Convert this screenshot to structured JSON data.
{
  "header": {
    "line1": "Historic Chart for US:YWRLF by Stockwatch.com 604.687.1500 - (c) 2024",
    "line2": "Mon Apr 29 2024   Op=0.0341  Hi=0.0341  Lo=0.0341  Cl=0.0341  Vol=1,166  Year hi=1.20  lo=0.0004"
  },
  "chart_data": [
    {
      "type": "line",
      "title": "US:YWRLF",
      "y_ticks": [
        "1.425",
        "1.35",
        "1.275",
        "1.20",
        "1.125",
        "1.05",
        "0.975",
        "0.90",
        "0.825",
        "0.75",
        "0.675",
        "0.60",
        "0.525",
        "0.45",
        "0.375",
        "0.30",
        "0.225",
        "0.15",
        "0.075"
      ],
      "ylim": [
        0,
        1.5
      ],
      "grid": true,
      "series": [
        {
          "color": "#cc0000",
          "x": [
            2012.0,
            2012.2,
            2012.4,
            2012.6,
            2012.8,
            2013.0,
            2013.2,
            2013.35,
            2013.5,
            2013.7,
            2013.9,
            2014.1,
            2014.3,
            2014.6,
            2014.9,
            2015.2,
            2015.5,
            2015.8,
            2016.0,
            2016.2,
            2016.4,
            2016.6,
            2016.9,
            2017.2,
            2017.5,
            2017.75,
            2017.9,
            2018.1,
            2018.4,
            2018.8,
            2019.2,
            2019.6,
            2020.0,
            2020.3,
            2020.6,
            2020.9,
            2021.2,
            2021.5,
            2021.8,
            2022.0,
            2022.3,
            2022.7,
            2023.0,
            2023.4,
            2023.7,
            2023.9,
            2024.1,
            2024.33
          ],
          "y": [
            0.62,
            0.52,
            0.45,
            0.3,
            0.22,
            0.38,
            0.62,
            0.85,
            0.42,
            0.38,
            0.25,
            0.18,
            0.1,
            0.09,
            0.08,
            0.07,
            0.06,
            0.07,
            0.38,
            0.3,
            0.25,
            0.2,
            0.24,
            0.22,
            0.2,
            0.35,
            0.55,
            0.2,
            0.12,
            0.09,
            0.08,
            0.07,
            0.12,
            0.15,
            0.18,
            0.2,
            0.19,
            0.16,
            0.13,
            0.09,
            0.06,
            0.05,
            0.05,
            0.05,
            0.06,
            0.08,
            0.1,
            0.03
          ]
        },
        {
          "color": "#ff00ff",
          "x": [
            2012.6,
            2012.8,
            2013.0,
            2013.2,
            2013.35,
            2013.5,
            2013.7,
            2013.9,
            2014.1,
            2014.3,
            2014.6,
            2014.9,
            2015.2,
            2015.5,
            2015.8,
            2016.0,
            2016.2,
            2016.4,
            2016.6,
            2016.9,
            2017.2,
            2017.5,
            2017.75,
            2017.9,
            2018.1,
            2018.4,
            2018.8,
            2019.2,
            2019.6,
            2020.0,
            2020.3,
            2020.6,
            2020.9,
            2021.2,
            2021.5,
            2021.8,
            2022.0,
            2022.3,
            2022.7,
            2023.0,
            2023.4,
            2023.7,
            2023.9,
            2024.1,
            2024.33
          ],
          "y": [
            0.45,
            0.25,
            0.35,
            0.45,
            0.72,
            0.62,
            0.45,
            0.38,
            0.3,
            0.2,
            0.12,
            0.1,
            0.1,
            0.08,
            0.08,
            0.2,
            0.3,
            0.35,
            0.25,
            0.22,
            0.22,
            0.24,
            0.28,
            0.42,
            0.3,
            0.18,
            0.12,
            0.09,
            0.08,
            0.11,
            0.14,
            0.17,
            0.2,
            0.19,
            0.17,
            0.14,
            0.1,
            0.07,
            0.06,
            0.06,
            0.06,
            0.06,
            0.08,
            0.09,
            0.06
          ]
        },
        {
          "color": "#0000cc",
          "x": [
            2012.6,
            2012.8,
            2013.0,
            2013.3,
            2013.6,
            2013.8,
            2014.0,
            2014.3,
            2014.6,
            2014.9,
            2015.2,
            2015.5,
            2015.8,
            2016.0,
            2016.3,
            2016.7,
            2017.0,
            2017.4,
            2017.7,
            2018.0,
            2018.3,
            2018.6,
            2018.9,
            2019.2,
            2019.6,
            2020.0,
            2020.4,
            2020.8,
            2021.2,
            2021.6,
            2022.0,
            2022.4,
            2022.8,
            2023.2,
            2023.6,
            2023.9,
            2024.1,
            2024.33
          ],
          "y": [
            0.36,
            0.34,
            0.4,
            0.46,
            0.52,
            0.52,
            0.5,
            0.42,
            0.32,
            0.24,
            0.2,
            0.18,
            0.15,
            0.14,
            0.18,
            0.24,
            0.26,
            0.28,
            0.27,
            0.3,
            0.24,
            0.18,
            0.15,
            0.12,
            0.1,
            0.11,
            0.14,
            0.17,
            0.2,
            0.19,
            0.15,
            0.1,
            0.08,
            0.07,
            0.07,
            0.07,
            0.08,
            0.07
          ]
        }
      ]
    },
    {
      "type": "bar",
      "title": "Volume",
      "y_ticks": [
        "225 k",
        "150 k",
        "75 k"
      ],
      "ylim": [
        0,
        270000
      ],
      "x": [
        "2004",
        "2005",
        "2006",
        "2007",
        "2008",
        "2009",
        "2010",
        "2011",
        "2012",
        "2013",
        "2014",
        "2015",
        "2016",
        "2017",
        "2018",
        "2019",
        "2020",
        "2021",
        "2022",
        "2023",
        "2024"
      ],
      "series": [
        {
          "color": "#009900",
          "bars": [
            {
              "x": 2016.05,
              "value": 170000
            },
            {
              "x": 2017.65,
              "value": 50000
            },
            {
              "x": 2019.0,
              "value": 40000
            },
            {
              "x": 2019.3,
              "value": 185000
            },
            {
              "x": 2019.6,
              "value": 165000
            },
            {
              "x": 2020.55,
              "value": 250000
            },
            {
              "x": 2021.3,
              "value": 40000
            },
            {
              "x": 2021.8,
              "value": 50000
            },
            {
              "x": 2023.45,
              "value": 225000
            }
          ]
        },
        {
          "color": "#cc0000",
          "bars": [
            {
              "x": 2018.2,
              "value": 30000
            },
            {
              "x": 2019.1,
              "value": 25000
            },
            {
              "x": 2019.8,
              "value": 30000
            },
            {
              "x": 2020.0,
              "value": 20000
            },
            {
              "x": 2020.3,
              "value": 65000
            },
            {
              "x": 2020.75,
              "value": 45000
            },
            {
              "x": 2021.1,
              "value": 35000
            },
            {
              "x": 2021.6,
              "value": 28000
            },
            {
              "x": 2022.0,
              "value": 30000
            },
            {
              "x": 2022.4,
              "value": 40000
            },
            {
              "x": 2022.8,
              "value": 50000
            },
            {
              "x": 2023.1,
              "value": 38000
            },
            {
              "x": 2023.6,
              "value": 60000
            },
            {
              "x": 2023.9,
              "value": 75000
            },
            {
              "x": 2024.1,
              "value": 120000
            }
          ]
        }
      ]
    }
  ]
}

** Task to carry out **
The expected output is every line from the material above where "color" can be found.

** Reply to the task **
          "color": "#cc0000",
          "color": "#ff00ff",
          "color": "#0000cc",
          "color": "#009900",
          "color": "#cc0000",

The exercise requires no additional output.